Supplied data START

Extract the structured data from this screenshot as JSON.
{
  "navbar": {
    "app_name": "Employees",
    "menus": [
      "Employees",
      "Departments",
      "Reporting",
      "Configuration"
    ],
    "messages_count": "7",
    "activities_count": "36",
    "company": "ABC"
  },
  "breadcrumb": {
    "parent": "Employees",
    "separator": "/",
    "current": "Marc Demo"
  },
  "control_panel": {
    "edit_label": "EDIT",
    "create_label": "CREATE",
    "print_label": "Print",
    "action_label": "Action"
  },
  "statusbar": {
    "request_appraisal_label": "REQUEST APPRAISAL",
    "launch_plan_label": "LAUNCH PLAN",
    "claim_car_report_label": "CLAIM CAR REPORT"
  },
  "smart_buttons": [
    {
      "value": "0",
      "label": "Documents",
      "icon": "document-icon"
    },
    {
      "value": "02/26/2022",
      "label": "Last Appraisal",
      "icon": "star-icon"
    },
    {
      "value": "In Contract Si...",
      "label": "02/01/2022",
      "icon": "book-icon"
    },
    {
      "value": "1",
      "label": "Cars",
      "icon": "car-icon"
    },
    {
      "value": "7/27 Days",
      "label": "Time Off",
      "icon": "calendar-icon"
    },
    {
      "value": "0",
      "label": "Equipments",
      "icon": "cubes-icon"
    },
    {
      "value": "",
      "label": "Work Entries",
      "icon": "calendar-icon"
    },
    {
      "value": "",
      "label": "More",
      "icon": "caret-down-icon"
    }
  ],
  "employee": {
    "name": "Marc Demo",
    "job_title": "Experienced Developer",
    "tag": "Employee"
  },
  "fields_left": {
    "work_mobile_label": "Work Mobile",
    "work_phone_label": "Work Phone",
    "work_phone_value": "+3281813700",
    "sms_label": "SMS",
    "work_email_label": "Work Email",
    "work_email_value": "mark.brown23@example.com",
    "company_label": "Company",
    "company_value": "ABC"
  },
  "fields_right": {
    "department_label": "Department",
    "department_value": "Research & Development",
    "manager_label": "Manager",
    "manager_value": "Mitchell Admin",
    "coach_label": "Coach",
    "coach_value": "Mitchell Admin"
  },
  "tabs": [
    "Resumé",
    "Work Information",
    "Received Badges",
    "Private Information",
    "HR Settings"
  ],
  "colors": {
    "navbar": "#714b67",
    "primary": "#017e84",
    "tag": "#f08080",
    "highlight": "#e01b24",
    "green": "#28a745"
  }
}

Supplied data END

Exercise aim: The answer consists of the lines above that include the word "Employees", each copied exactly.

Response to the task:
    "app_name": "Employees",
      "Employees",
    "parent": "Employees",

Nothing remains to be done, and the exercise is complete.